I have confidence in confidence alone
Besides which you see I have con-fi-dence in meeeeeeeeeeeeeeeeeee

Sage House NYC

Broadway Babies at 3AM

Remember what it was like to go to a closing night cast party? When it gets really late and the booze is almost gone and the coke is certainly gone but no one’s tired and no one’s ready to go home? And then around three a.m. what’s left of the chorus crowds around the piano and sings songs like “I Enjoy Being a Girl” and “A Boy Like That” with cheesy accents—not to mention they’re all guys? Well, imagine my surprise to find Lin-Manuel Miranda and Raul Esparza re-enact what I thought was just a bourbon-induced hallucination of my early womanhood.

The Charm of Percy Grainger

Percy Grainger.jpg

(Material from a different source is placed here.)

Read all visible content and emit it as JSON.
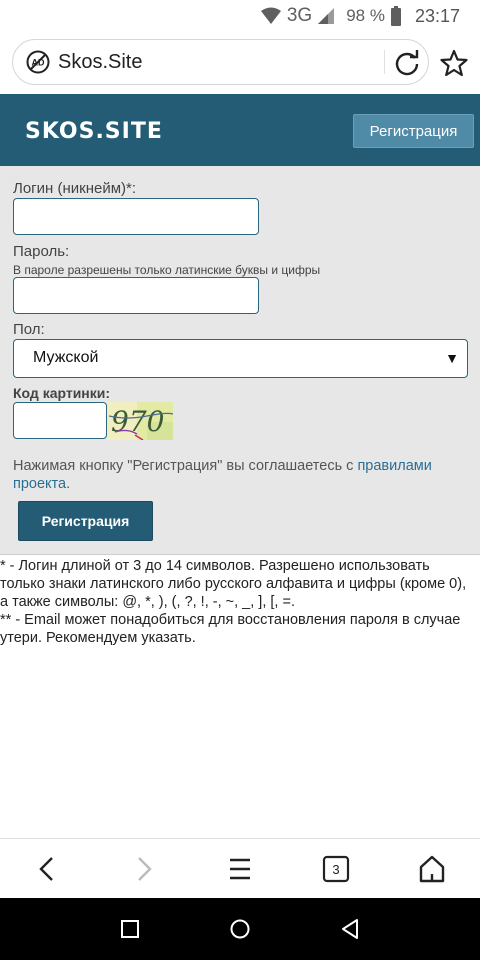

“Country Gardens” is one of the few piano pieces I could play all the way through (clumsily, not like the fine player in this clip) so I have a special affection for Grainger’s arrangements and compositions, as well as an admiration for his drive to create a truly “English” school of music. (The drive, not the goal.) I also liked that he married his wife at the Hollywood Bowl after conducting a concert there in 1928.

But ever since music school I’ve also known about Grainger’s unusual sexual drive—his taste for Nordic blondes and being flagellated—plus the fact that in his twenties he was kept as a semi-willing love slave by a fortyish society dame (shades of Joan Crawford!)—and I can’t deny it: The fantasy of pleasuring, of possessing a boy like this, talented and handsome, is delicious.